The reason for that, in large part, is that for several years, the same players have made up the Kings leadership group, and it hasn’t changed much. As a result, very little has changed in the dressing room.
“We’ve always prided ourselves in that it’s not the one guy leading the team,” said Kopitar. “It’s a lot of guys. In that regard, not much is going to change. Yes, I’m wearing the ‘C’ right now, but the room has been together with the core group of guys, so I don’t think there’s anything to change, really. Yes, we haven’t been successful the last few years, the way we wanted to be—going into the playoffs as deep as we wanted to. But from the leadership standpoint, I don’t think we have to change anything.”
“I’ve been around this team for quite a little bit, so I’m pretty sure that everybody knows what I’m all about,” added Kopitar. “I don’t plan on changing something that got me to this point. I’ve been fairly successful in that regard, so I’m not going to change a whole lot. Maybe some minor details, but that’s it.”
“There is a new thing for me, with the captaincy, but I’ve considered myself a leader for the past few years, so that’s not going to change.”
New to having a letter on his jersey with the Kings is Doughty, now an alternate captain. That said, Doughty has also been part of the team’s leadership group for a few years.
“It doesn’t really change my role too much,” he noted. “I was kind of in a leadership role the last few years now, whether I had an ‘A’ or not. It didn’t make a difference. I’m treating it the exact same way. Even though we had those leadership changes, all the same guys are in leadership group this year.”
“I’m vocal in the room,” he added. “I’m the one who’s going to keep the room loose. Sometimes I’ll get on guys. I’ll be upset and let the team know, but mostly, I’m the guy who’s going to keep the room loose, have fun before games, and not make guys nervous.”
“Everyone has different leadership qualities. That’s why you need leadership from so many different areas, because everyone’s different. Everyone needs different things to get prepared.”
As Doughty indicated, he’s been part of the leadership group for some time. But having that ‘A’ on his chest now is a source of pride.
“It makes me feel good,” he beamed. “It’s one of the biggest rewards you can get on a team, being given a chance to help lead your team and being put in a leadership role to help your team succeed. It also makes you learn that you’ve grown up a lot, but there’s still a lot of learning to do. I’ve been fortunate to play with a lot of great leaders in my career who I’ve learned a lot from.”
Doughty also said that even though he won the James Norris Memorial Trophy last season as the NHL’s best defenseman, he has room to improve.
“I can get better,” he said. “There’s no doubt about that. Last season wasn’t too bad, but individually, I know I can get better. I know that I can be better for my teammates and get us back, as a team, on top. That’s what I’m looking forward to do.”

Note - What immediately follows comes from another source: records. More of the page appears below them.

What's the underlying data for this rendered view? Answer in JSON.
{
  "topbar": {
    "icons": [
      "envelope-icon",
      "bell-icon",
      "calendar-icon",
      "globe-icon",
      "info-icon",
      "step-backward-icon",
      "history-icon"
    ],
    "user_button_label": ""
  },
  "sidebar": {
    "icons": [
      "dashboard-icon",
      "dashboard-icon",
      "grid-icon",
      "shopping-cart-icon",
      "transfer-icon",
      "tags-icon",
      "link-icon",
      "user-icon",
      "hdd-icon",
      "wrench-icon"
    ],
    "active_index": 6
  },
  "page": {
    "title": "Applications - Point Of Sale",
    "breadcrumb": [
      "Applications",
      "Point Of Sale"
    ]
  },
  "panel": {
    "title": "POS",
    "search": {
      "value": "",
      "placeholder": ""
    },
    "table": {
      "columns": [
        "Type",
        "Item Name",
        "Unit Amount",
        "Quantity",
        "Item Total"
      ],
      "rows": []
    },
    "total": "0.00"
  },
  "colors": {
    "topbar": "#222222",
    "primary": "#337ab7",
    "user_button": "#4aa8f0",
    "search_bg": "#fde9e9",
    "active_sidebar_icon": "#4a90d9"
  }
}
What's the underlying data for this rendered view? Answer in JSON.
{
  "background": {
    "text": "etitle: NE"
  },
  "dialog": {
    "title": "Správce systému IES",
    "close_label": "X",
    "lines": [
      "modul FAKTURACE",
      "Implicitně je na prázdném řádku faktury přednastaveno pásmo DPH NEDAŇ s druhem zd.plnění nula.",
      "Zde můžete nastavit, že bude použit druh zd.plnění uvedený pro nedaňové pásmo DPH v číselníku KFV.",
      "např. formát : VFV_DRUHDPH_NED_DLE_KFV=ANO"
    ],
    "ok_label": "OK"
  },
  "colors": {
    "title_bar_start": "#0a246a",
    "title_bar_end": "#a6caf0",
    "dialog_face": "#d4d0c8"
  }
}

LEAD PHOTO: Los Angeles Kings center Anze Kopitar, shown here during an October 2016 practice at the Toyota Sports Center in El Segundo, California. Photo: David Sheehan/CaliShooterOne Photography.
Frozen Royalty by Gann Matsuda is licensed under a Creative Commons Attribution-NonCommercial-NoDerivs 3.0 Unported License. You may copy, distribute and/or transmit any story or audio content published on this site under the terms of this license, but only if proper attribution is indicated. The full name of the author and a link back to the original article on this site are required. Photographs, graphic images, and other content not specified are subject to additional restrictions. Additional information is available at: Frozen Royalty – Licensing and Copyright Information.